2030.10—Accounting and Reporting Procedures

By noon on the last business day of the month, the U.S. Mint advises Fiscal Service’s Cash Accounting Branch (CAB) of its gold inventory balance on an A&L Statement.

CAB determines the net increase or decrease in gold from the previous month’s A&L Statement and notifies FMB by email to request the issuance or redemption of gold certificates for the same amount.

FMB notifies the FRB-NY via fax by 4 p.m. Eastern Time (ET) on the last business day of the month to issue gold certificates if the gold inventory is increased or to redeem gold certificates if the gold inventory has decreased.
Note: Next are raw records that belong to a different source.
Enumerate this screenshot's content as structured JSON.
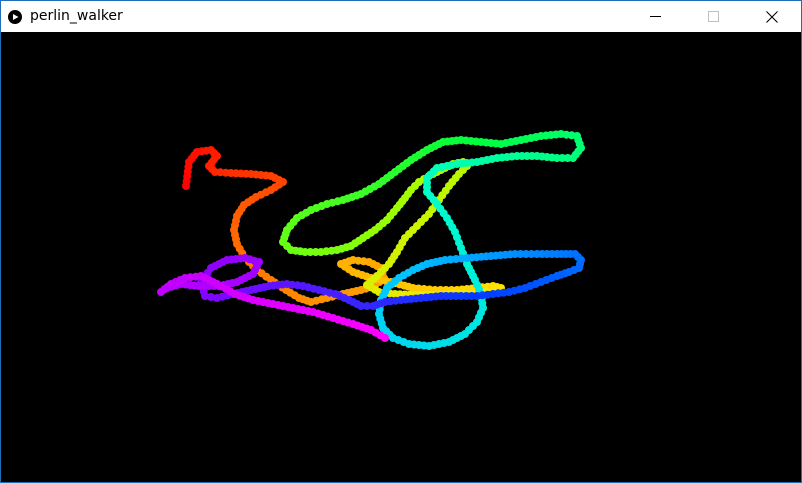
{
  "window": {
    "title": "perlin_walker",
    "background": "#000000"
  },
  "titlebar": {
    "icon": "play-circle-icon",
    "minimize_icon": "minimize-icon",
    "maximize_icon": "maximize-icon",
    "close_icon": "close-icon"
  },
  "sketch": {
    "description_colors": [
      "#ff0000",
      "#ff8000",
      "#ffff00",
      "#80ff00",
      "#00ff40",
      "#00ffc0",
      "#00c0ff",
      "#0040ff",
      "#8000ff",
      "#ff00ff"
    ]
  }
}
Also, if there is no activity during the month, FMB sends a notification letter to FRB-NY indicating that the balance has not changed.
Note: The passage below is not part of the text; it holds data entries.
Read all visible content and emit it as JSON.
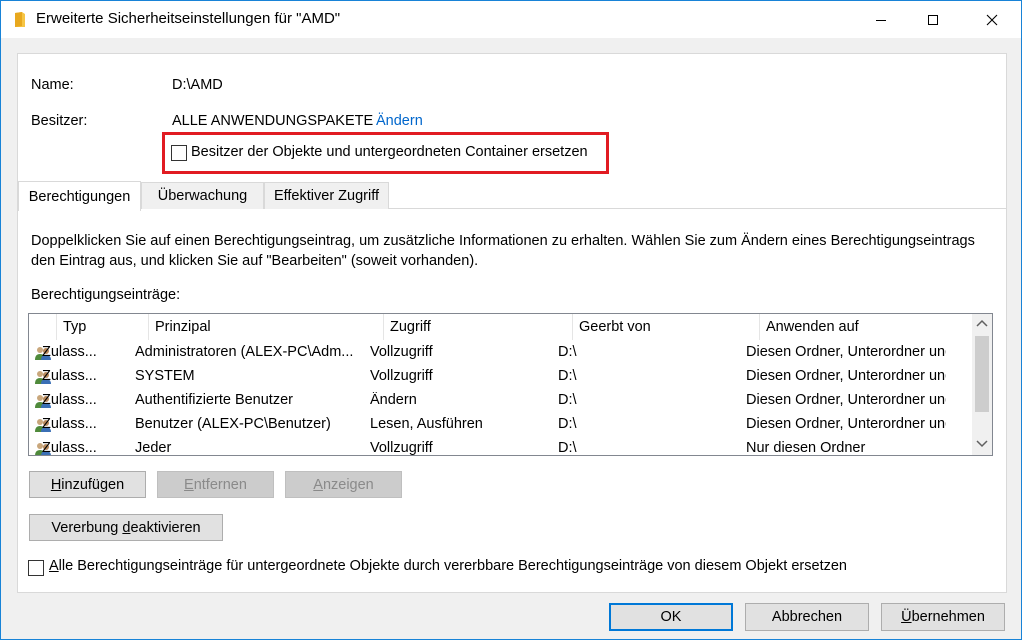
{
  "window": {
    "title": "Erweiterte Sicherheitseinstellungen für \"AMD\""
  },
  "info": {
    "name_label": "Name:",
    "name_value": "D:\\AMD",
    "owner_label": "Besitzer:",
    "owner_value": "ALLE ANWENDUNGSPAKETE",
    "owner_change_link": "Ändern",
    "replace_owner_checkbox": "Besitzer der Objekte und untergeordneten Container ersetzen"
  },
  "tabs": [
    {
      "label": "Berechtigungen"
    },
    {
      "label": "Überwachung"
    },
    {
      "label": "Effektiver Zugriff"
    }
  ],
  "description": {
    "line1": "Doppelklicken Sie auf einen Berechtigungseintrag, um zusätzliche Informationen zu erhalten. Wählen Sie zum Ändern eines Berechtigungseintrags",
    "line2": "den Eintrag aus, und klicken Sie auf \"Bearbeiten\" (soweit vorhanden)."
  },
  "entries": {
    "label": "Berechtigungseinträge:",
    "columns": [
      "Typ",
      "Prinzipal",
      "Zugriff",
      "Geerbt von",
      "Anwenden auf"
    ],
    "rows": [
      {
        "type": "Zulass...",
        "principal": "Administratoren (ALEX-PC\\Adm...",
        "access": "Vollzugriff",
        "inherited": "D:\\",
        "applies": "Diesen Ordner, Unterordner und ..."
      },
      {
        "type": "Zulass...",
        "principal": "SYSTEM",
        "access": "Vollzugriff",
        "inherited": "D:\\",
        "applies": "Diesen Ordner, Unterordner und ..."
      },
      {
        "type": "Zulass...",
        "principal": "Authentifizierte Benutzer",
        "access": "Ändern",
        "inherited": "D:\\",
        "applies": "Diesen Ordner, Unterordner und ..."
      },
      {
        "type": "Zulass...",
        "principal": "Benutzer (ALEX-PC\\Benutzer)",
        "access": "Lesen, Ausführen",
        "inherited": "D:\\",
        "applies": "Diesen Ordner, Unterordner und ..."
      },
      {
        "type": "Zulass...",
        "principal": "Jeder",
        "access": "Vollzugriff",
        "inherited": "D:\\",
        "applies": "Nur diesen Ordner"
      }
    ]
  },
  "buttons": {
    "add": {
      "pre": "",
      "acc": "H",
      "post": "inzufügen"
    },
    "remove": {
      "pre": "",
      "acc": "E",
      "post": "ntfernen"
    },
    "view": {
      "pre": "",
      "acc": "A",
      "post": "nzeigen"
    },
    "disable_inheritance": {
      "pre": "Vererbung ",
      "acc": "d",
      "post": "eaktivieren"
    },
    "ok": "OK",
    "cancel": "Abbrechen",
    "apply": {
      "pre": "",
      "acc": "Ü",
      "post": "bernehmen"
    }
  },
  "replace_child_checkbox": {
    "pre": "",
    "acc": "A",
    "post": "lle Berechtigungseinträge für untergeordnete Objekte durch vererbbare Berechtigungseinträge von diesem Objekt ersetzen"
  },
  "colors": {
    "accent": "#0078d7",
    "link": "#0066cc",
    "highlight_box": "#e11b22"
  },
  "icons": [
    "folder-icon",
    "minimize-icon",
    "maximize-icon",
    "close-icon",
    "users-icon",
    "scroll-up-icon",
    "scroll-down-icon"
  ]
}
When Fiscal Service requests the issuance of gold certificates, FRB-NY prepares an SF 215: Deposit Ticket, to reflect the deposit of funds to the TGA. When Fiscal Service requests the redemption of gold certificates, FRB-NY issues an SF 5515: Debit Voucher, to reflect the withdrawal of funds from the TGA. FMB uses the SF 215s and SF 5515s as supporting documentation for preparation of its Statement of Transaction, Classification Transactions and Accountability (CTA) reporting to account 81680003, Gold Certificate Fund, Board of Governors of the Federal Reserve System - U.S. Mint.

FMB subsequently sends a letter to the FRB Board to confirm that the Fiscal Service’s gold certificate balance agrees with the FRB’s, and the FRB Board returns a verification of FMB’s balance.

The U.S. Mint reports net gold transactions to account 81670003, U.S. Treasury-Owned Gold - U.S. Mint, and FMB reports net gold certificate changes to account 81680003 on their respective monthly Statement of Transactions.

CAB maintains a comparison of the balances in account 81670003 and account 81680003 to assure that gold certificates are issued or redeemed per legislative and Treasury policy guidelines. The difference between these balances should be $4,222,222.22, reflecting 100,000 fine troy ounces of unmonetized gold.

Contact Details

Direct questions related to the gold certificates account balances to:

Bureau of the Fiscal Service 
Agency Reporting and Analysis Division 
Reporting Analysis Branch 2

PO Box 1328 
Parkersburg, WV 26106-1328



Direct questions related to gold certificates to:

Bureau of the Fiscal Service 
Central Accounting and Reporting Division 
Cash Accounting Branch 
Room 309

PO Box 1328 
Parkersburg, WV 26106-1328